Go through the entries one line at a time, and gather every line that has the word "text".

::::::::

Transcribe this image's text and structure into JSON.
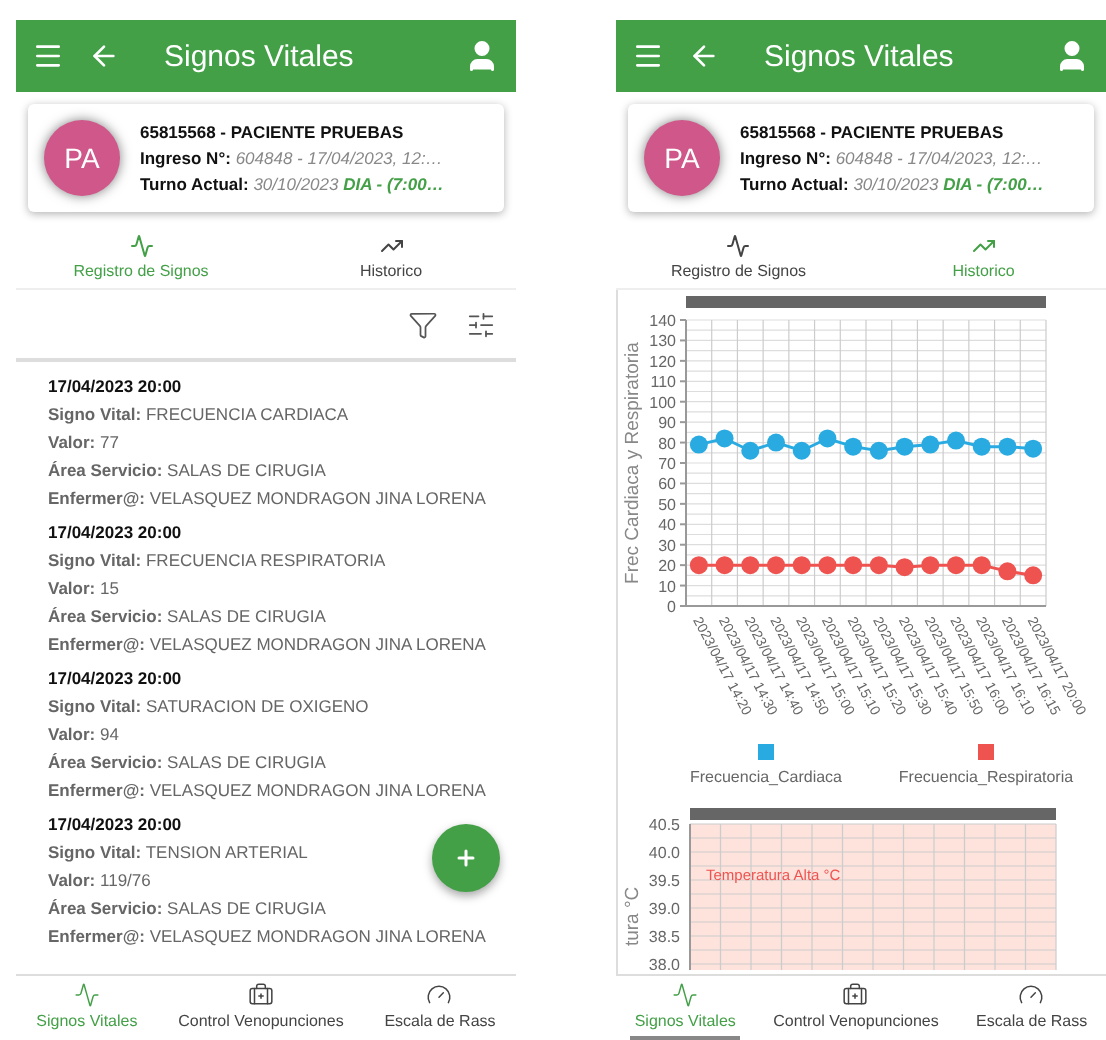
{
  "screens": [
    {
      "header": {
        "title": "Signos Vitales"
      },
      "patient": {
        "initials": "PA",
        "name": "65815568 - PACIENTE PRUEBAS",
        "admission_label": "Ingreso N°:",
        "admission_value": "604848 - 17/04/2023, 12:…",
        "shift_label": "Turno Actual:",
        "shift_date": "30/10/2023",
        "shift_name": "DIA - (7:00…"
      },
      "tabs": [
        {
          "label": "Registro de Signos",
          "selected": true
        },
        {
          "label": "Historico",
          "selected": false
        }
      ],
      "records": [
        {
          "datetime": "17/04/2023 20:00",
          "fields": [
            {
              "label": "Signo Vital:",
              "value": "FRECUENCIA CARDIACA"
            },
            {
              "label": "Valor:",
              "value": "77"
            },
            {
              "label": "Área Servicio:",
              "value": "SALAS DE CIRUGIA"
            },
            {
              "label": "Enfermer@:",
              "value": "VELASQUEZ MONDRAGON JINA LORENA"
            }
          ]
        },
        {
          "datetime": "17/04/2023 20:00",
          "fields": [
            {
              "label": "Signo Vital:",
              "value": "FRECUENCIA RESPIRATORIA"
            },
            {
              "label": "Valor:",
              "value": "15"
            },
            {
              "label": "Área Servicio:",
              "value": "SALAS DE CIRUGIA"
            },
            {
              "label": "Enfermer@:",
              "value": "VELASQUEZ MONDRAGON JINA LORENA"
            }
          ]
        },
        {
          "datetime": "17/04/2023 20:00",
          "fields": [
            {
              "label": "Signo Vital:",
              "value": "SATURACION DE OXIGENO"
            },
            {
              "label": "Valor:",
              "value": "94"
            },
            {
              "label": "Área Servicio:",
              "value": "SALAS DE CIRUGIA"
            },
            {
              "label": "Enfermer@:",
              "value": "VELASQUEZ MONDRAGON JINA LORENA"
            }
          ]
        },
        {
          "datetime": "17/04/2023 20:00",
          "fields": [
            {
              "label": "Signo Vital:",
              "value": "TENSION ARTERIAL"
            },
            {
              "label": "Valor:",
              "value": "119/76"
            },
            {
              "label": "Área Servicio:",
              "value": "SALAS DE CIRUGIA"
            },
            {
              "label": "Enfermer@:",
              "value": "VELASQUEZ MONDRAGON JINA LORENA"
            }
          ]
        }
      ],
      "bottom_nav": [
        {
          "label": "Signos Vitales",
          "selected": true
        },
        {
          "label": "Control Venopunciones",
          "selected": false
        },
        {
          "label": "Escala de Rass",
          "selected": false
        }
      ]
    },
    {
      "header": {
        "title": "Signos Vitales"
      },
      "patient": {
        "initials": "PA",
        "name": "65815568 - PACIENTE PRUEBAS",
        "admission_label": "Ingreso N°:",
        "admission_value": "604848 - 17/04/2023, 12:…",
        "shift_label": "Turno Actual:",
        "shift_date": "30/10/2023",
        "shift_name": "DIA - (7:00…"
      },
      "tabs": [
        {
          "label": "Registro de Signos",
          "selected": false
        },
        {
          "label": "Historico",
          "selected": true
        }
      ],
      "charts": [
        {
          "chart_data": {
            "type": "line",
            "ylabel": "Frec Cardiaca y Respiratoria",
            "grid": true,
            "legend": true,
            "categories": [
              "2023/04/17 14:20",
              "2023/04/17 14:30",
              "2023/04/17 14:40",
              "2023/04/17 14:50",
              "2023/04/17 15:00",
              "2023/04/17 15:10",
              "2023/04/17 15:20",
              "2023/04/17 15:30",
              "2023/04/17 15:40",
              "2023/04/17 15:50",
              "2023/04/17 16:00",
              "2023/04/17 16:10",
              "2023/04/17 16:15",
              "2023/04/17 20:00"
            ],
            "series": [
              {
                "name": "Frecuencia_Cardiaca",
                "color": "#29abe2",
                "marker": "circle",
                "values": [
                  79,
                  82,
                  76,
                  80,
                  76,
                  82,
                  78,
                  76,
                  78,
                  79,
                  81,
                  78,
                  78,
                  77
                ]
              },
              {
                "name": "Frecuencia_Respiratoria",
                "color": "#ef5350",
                "marker": "circle",
                "values": [
                  20,
                  20,
                  20,
                  20,
                  20,
                  20,
                  20,
                  20,
                  19,
                  20,
                  20,
                  20,
                  17,
                  15
                ]
              }
            ],
            "ylim": [
              0,
              140
            ],
            "yticks": [
              0,
              10,
              20,
              30,
              40,
              50,
              60,
              70,
              80,
              90,
              100,
              110,
              120,
              130,
              140
            ]
          }
        },
        {
          "chart_data": {
            "type": "line",
            "ylabel": "tura °C",
            "grid": true,
            "categories": [
              null,
              null,
              null,
              null,
              null,
              null,
              null,
              null,
              null,
              null,
              null,
              null
            ],
            "ylim": [
              38,
              40.5
            ],
            "yticks": [
              {
                "value": 38,
                "label": "38.0"
              },
              {
                "value": 38.5,
                "label": "38.5"
              },
              {
                "value": 39,
                "label": "39.0"
              },
              {
                "value": 39.5,
                "label": "39.5"
              },
              {
                "value": 40,
                "label": "40.0"
              },
              {
                "value": 40.5,
                "label": "40.5"
              }
            ],
            "annotations": [
              {
                "text": "Temperatura Alta °C"
              }
            ]
          }
        }
      ],
      "bottom_nav": [
        {
          "label": "Signos Vitales",
          "selected": true
        },
        {
          "label": "Control Venopunciones",
          "selected": false
        },
        {
          "label": "Escala de Rass",
          "selected": false
        }
      ]
    }
  ]
}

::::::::

Answer to this problem -
Transcribe this image's text and structure into JSON.
                "text": "Temperatura Alta °C"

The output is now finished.